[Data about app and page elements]
=-=-=-=-=

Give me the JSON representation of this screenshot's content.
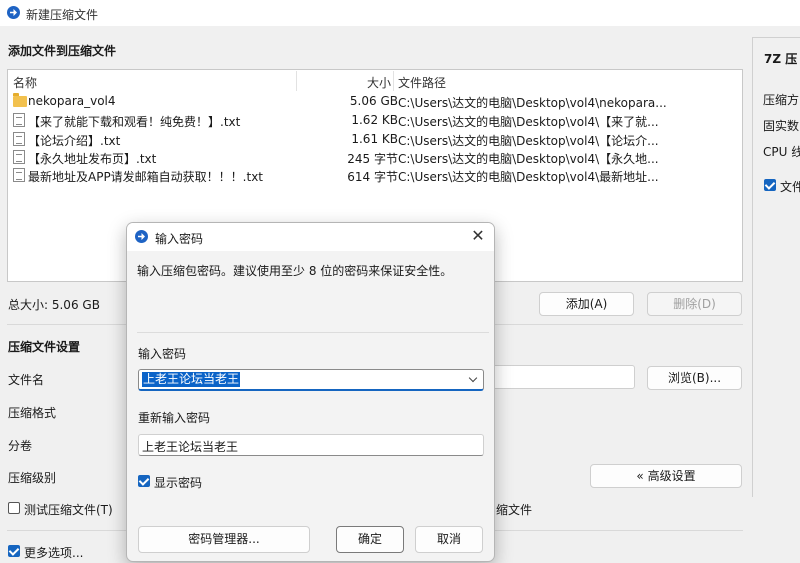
{
  "window": {
    "title": "新建压缩文件"
  },
  "main": {
    "add_section_title": "添加文件到压缩文件",
    "columns": {
      "name": "名称",
      "size": "大小",
      "path": "文件路径"
    },
    "files": [
      {
        "icon": "folder-icon",
        "name": "nekopara_vol4",
        "size": "5.06 GB",
        "path": "C:\\Users\\达文的电脑\\Desktop\\vol4\\nekopara..."
      },
      {
        "icon": "text-file-icon",
        "name": "【来了就能下载和观看！纯免费！】.txt",
        "size": "1.62 KB",
        "path": "C:\\Users\\达文的电脑\\Desktop\\vol4\\【来了就..."
      },
      {
        "icon": "text-file-icon",
        "name": "【论坛介绍】.txt",
        "size": "1.61 KB",
        "path": "C:\\Users\\达文的电脑\\Desktop\\vol4\\【论坛介..."
      },
      {
        "icon": "text-file-icon",
        "name": "【永久地址发布页】.txt",
        "size": "245 字节",
        "path": "C:\\Users\\达文的电脑\\Desktop\\vol4\\【永久地..."
      },
      {
        "icon": "text-file-icon",
        "name": "最新地址及APP请发邮箱自动获取！！！.txt",
        "size": "614 字节",
        "path": "C:\\Users\\达文的电脑\\Desktop\\vol4\\最新地址..."
      }
    ],
    "total_size": "总大小: 5.06 GB",
    "add_button": "添加(A)",
    "delete_button": "删除(D)",
    "settings_title": "压缩文件设置",
    "filename_label": "文件名",
    "format_label": "压缩格式",
    "split_label": "分卷",
    "level_label": "压缩级别",
    "browse_button": "浏览(B)...",
    "advanced_button": "« 高级设置",
    "test_checkbox": "测试压缩文件(T)",
    "partial_right_text": "缩文件",
    "more_options": "更多选项..."
  },
  "right_panel": {
    "title": "7Z 压",
    "line1": "压缩方",
    "line2": "固实数",
    "line3": "CPU 线",
    "checkbox": "文件"
  },
  "dialog": {
    "title": "输入密码",
    "description": "输入压缩包密码。建议使用至少 8 位的密码来保证安全性。",
    "password_label": "输入密码",
    "password_value": "上老王论坛当老王",
    "reenter_label": "重新输入密码",
    "reenter_value": "上老王论坛当老王",
    "show_password": "显示密码",
    "manager_button": "密码管理器...",
    "ok_button": "确定",
    "cancel_button": "取消"
  },
  "colors": {
    "accent": "#1565c0",
    "selection": "#0b63c8"
  }
}
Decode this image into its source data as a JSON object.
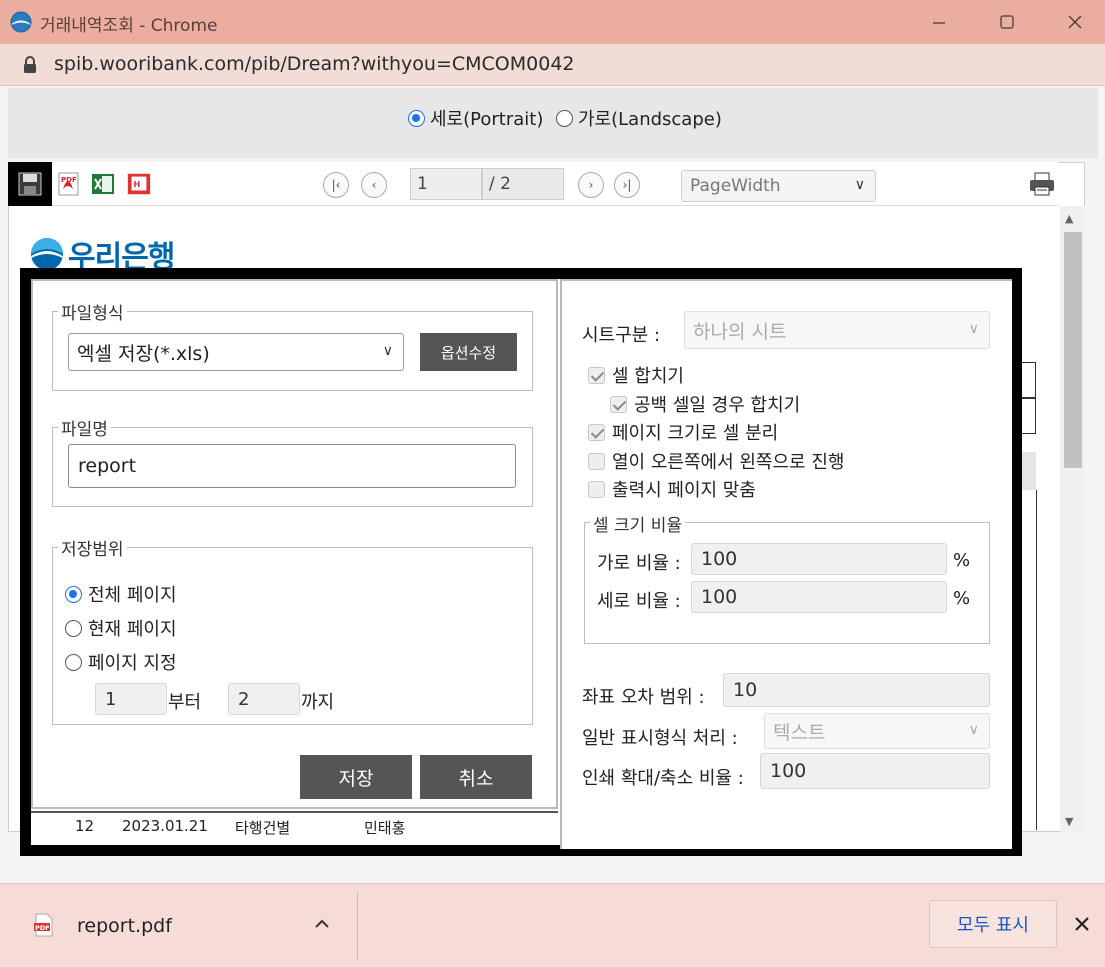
{
  "window": {
    "title": "거래내역조회 - Chrome",
    "url": "spib.wooribank.com/pib/Dream?withyou=CMCOM0042"
  },
  "orientation": {
    "portrait_label": "세로(Portrait)",
    "landscape_label": "가로(Landscape)",
    "selected": "portrait"
  },
  "viewer": {
    "page_current": "1",
    "page_total": "/ 2",
    "zoom_mode": "PageWidth",
    "bank_logo_text": "우리은행",
    "bg_row": {
      "no": "12",
      "date": "2023.01.21",
      "type": "타행건별",
      "name": "민태홍"
    }
  },
  "dialog": {
    "file_format": {
      "legend": "파일형식",
      "selected": "엑셀 저장(*.xls)",
      "option_button": "옵션수정"
    },
    "file_name": {
      "legend": "파일명",
      "value": "report"
    },
    "save_range": {
      "legend": "저장범위",
      "options": [
        "전체 페이지",
        "현재 페이지",
        "페이지 지정"
      ],
      "selected_index": 0,
      "from_value": "1",
      "from_label": "부터",
      "to_value": "2",
      "to_label": "까지"
    },
    "save_button": "저장",
    "cancel_button": "취소",
    "sheet": {
      "label": "시트구분 :",
      "selected": "하나의 시트"
    },
    "checkboxes": [
      {
        "label": "셀 합치기",
        "checked": true
      },
      {
        "label": "공백 셀일 경우 합치기",
        "checked": true
      },
      {
        "label": "페이지 크기로 셀 분리",
        "checked": true
      },
      {
        "label": "열이 오른쪽에서 왼쪽으로 진행",
        "checked": false
      },
      {
        "label": "출력시 페이지 맞춤",
        "checked": false
      }
    ],
    "cell_ratio": {
      "legend": "셀 크기 비율",
      "horizontal_label": "가로 비율 :",
      "horizontal_value": "100",
      "vertical_label": "세로 비율 :",
      "vertical_value": "100",
      "unit": "%"
    },
    "coord_error": {
      "label": "좌표 오차 범위 :",
      "value": "10"
    },
    "general_format": {
      "label": "일반 표시형식 처리 :",
      "selected": "텍스트"
    },
    "print_scale": {
      "label": "인쇄 확대/축소 비율 :",
      "value": "100"
    }
  },
  "downloads": {
    "file_name": "report.pdf",
    "show_all": "모두 표시"
  },
  "colors": {
    "titlebar": "#eaaea0",
    "accent_radio": "#1a73e8",
    "dark_button": "#555555",
    "bank_blue": "#0067ac"
  }
}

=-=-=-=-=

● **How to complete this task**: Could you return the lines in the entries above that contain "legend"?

● **Answer to this task**:
      "legend": "파일형식",
      "legend": "파일명",
      "legend": "저장범위",
      "legend": "셀 크기 비율",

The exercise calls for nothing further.